Material supplied: Begin

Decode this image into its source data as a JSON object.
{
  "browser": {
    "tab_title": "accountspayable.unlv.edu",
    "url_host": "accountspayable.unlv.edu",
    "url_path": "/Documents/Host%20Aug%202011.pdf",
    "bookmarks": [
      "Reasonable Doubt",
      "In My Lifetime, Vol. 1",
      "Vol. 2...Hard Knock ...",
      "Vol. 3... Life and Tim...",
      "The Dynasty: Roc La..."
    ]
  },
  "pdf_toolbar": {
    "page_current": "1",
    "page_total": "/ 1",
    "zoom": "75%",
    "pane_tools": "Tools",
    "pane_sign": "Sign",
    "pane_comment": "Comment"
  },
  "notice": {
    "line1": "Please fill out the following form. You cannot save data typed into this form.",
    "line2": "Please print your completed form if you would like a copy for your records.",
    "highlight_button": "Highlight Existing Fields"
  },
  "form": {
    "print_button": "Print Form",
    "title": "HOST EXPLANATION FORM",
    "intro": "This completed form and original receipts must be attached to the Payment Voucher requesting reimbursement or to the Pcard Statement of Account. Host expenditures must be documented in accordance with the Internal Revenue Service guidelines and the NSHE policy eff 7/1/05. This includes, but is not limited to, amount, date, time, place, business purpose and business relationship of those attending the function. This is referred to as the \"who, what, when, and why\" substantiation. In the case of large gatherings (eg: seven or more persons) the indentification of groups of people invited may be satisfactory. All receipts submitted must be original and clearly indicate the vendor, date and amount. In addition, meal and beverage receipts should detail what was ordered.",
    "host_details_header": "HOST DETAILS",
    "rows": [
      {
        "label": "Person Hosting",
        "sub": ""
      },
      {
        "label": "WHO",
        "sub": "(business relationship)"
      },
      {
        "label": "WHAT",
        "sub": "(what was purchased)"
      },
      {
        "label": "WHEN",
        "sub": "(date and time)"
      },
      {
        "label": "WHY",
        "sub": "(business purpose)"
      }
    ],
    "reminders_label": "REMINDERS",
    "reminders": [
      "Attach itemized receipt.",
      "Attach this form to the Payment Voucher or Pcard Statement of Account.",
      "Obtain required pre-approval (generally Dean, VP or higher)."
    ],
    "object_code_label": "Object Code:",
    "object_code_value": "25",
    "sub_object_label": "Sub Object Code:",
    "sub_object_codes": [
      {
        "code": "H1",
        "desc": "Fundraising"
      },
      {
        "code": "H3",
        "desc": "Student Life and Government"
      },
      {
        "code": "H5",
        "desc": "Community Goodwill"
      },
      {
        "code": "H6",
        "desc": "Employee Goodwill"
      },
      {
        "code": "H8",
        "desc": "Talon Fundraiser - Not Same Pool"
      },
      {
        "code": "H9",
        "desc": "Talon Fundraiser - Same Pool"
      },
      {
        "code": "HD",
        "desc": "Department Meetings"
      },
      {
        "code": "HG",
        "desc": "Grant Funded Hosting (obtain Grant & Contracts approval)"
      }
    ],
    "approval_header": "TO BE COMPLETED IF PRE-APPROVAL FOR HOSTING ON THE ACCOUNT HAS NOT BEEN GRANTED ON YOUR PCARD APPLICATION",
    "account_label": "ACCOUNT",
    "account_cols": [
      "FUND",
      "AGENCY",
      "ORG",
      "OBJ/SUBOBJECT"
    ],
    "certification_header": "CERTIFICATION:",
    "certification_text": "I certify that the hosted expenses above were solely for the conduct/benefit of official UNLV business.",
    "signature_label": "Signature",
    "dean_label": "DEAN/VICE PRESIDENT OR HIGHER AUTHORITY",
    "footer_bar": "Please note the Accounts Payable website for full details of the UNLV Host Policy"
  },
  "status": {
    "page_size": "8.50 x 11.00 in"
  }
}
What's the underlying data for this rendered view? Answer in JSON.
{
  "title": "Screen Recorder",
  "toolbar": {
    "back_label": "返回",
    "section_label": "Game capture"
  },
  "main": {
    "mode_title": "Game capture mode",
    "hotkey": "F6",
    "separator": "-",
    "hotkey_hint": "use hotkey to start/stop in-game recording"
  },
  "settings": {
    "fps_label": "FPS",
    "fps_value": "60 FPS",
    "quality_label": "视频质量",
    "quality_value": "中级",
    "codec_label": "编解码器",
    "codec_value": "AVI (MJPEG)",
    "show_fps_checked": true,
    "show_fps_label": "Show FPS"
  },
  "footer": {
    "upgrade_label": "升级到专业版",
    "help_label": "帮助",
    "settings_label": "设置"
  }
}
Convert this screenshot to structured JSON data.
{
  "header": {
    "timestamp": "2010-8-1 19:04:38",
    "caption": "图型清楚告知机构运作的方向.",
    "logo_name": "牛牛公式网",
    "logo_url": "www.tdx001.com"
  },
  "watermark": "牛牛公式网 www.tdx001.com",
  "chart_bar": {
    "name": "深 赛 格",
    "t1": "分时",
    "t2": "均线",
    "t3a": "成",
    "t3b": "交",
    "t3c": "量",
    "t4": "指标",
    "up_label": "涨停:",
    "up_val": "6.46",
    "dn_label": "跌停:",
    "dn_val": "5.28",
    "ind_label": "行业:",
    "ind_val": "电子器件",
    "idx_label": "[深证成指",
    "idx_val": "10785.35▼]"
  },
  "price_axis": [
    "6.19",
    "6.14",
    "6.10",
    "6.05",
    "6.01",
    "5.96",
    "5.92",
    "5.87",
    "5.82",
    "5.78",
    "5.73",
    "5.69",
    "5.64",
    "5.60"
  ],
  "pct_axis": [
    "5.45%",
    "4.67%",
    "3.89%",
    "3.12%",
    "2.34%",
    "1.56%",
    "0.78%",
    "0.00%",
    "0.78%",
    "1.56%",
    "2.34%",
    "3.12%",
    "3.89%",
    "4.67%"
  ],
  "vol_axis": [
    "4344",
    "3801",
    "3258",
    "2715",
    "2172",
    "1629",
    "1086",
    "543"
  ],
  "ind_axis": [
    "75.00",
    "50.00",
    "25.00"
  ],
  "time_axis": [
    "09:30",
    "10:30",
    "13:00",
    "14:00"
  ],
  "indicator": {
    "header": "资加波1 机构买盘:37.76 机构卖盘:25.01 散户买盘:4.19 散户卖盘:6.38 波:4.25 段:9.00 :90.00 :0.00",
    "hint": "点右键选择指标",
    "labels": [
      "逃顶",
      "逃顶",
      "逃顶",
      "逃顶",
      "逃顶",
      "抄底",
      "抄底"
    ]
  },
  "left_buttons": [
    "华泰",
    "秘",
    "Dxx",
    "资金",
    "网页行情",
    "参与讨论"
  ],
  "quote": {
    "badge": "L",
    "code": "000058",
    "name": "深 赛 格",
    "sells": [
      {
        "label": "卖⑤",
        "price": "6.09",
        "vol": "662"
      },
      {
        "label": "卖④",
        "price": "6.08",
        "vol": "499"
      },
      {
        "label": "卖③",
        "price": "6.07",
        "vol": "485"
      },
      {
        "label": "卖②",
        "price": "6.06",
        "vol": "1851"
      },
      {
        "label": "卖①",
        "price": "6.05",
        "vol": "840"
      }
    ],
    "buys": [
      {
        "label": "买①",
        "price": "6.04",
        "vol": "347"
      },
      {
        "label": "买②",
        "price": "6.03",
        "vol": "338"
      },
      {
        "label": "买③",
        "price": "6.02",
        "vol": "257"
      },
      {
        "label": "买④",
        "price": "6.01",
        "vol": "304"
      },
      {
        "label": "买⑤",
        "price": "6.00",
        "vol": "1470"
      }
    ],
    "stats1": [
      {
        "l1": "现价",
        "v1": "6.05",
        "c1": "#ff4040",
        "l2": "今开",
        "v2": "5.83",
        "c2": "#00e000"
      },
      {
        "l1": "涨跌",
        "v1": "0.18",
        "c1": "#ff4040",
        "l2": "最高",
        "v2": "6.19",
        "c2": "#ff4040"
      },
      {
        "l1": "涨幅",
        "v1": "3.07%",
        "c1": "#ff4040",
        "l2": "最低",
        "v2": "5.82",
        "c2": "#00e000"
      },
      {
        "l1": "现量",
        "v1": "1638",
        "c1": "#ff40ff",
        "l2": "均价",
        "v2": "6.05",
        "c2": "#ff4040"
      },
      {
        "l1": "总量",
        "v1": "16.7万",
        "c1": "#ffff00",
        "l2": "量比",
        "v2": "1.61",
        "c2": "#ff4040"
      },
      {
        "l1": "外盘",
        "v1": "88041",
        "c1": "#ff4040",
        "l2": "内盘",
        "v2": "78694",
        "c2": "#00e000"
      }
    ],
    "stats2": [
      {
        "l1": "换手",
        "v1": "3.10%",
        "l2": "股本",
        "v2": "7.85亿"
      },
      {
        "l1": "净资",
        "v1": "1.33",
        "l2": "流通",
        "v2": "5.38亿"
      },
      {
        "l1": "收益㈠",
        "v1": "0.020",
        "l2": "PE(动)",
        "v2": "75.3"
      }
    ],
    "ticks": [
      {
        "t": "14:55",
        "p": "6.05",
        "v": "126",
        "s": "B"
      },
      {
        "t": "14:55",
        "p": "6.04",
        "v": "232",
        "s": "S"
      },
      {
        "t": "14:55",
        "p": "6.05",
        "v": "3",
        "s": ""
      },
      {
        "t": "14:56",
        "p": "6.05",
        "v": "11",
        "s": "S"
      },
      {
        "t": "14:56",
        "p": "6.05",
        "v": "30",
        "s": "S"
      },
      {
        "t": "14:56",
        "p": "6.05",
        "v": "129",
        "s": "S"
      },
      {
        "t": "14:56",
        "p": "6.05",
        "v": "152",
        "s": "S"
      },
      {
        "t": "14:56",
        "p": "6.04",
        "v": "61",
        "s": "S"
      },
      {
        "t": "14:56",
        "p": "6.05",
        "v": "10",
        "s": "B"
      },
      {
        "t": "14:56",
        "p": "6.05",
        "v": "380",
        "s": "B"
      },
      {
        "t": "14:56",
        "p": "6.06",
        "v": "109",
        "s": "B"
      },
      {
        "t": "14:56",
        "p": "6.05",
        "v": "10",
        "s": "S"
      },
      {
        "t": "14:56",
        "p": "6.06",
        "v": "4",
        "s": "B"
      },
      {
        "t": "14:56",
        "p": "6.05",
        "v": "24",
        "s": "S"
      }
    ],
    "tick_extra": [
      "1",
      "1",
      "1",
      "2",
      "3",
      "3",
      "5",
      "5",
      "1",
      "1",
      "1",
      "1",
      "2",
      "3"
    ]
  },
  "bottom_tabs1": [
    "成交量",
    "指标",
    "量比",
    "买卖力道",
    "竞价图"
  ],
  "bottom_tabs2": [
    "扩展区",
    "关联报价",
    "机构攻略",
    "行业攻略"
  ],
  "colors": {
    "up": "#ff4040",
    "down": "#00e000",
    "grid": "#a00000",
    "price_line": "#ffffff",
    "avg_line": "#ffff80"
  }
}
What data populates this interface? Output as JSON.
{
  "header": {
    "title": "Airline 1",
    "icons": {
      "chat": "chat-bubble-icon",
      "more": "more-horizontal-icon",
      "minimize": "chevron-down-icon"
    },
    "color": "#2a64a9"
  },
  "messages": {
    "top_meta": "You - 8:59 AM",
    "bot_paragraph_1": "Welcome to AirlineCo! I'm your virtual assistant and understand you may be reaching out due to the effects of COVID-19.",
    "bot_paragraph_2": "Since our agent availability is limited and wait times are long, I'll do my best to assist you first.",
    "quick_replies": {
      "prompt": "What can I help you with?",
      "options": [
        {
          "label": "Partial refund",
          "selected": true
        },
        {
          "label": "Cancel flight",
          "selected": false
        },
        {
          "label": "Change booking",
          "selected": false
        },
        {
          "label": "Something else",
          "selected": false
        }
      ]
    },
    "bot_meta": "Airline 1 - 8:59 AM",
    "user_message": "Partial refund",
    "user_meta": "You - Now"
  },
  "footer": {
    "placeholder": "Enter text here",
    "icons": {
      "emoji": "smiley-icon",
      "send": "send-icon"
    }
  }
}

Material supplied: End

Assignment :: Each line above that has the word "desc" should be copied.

Expected answer ::
        "desc": "Fundraising"
        "desc": "Student Life and Government"
        "desc": "Community Goodwill"
        "desc": "Employee Goodwill"
        "desc": "Talon Fundraiser - Not Same Pool"
        "desc": "Talon Fundraiser - Same Pool"
        "desc": "Department Meetings"
        "desc": "Grant Funded Hosting (obtain Grant & Contracts approval)"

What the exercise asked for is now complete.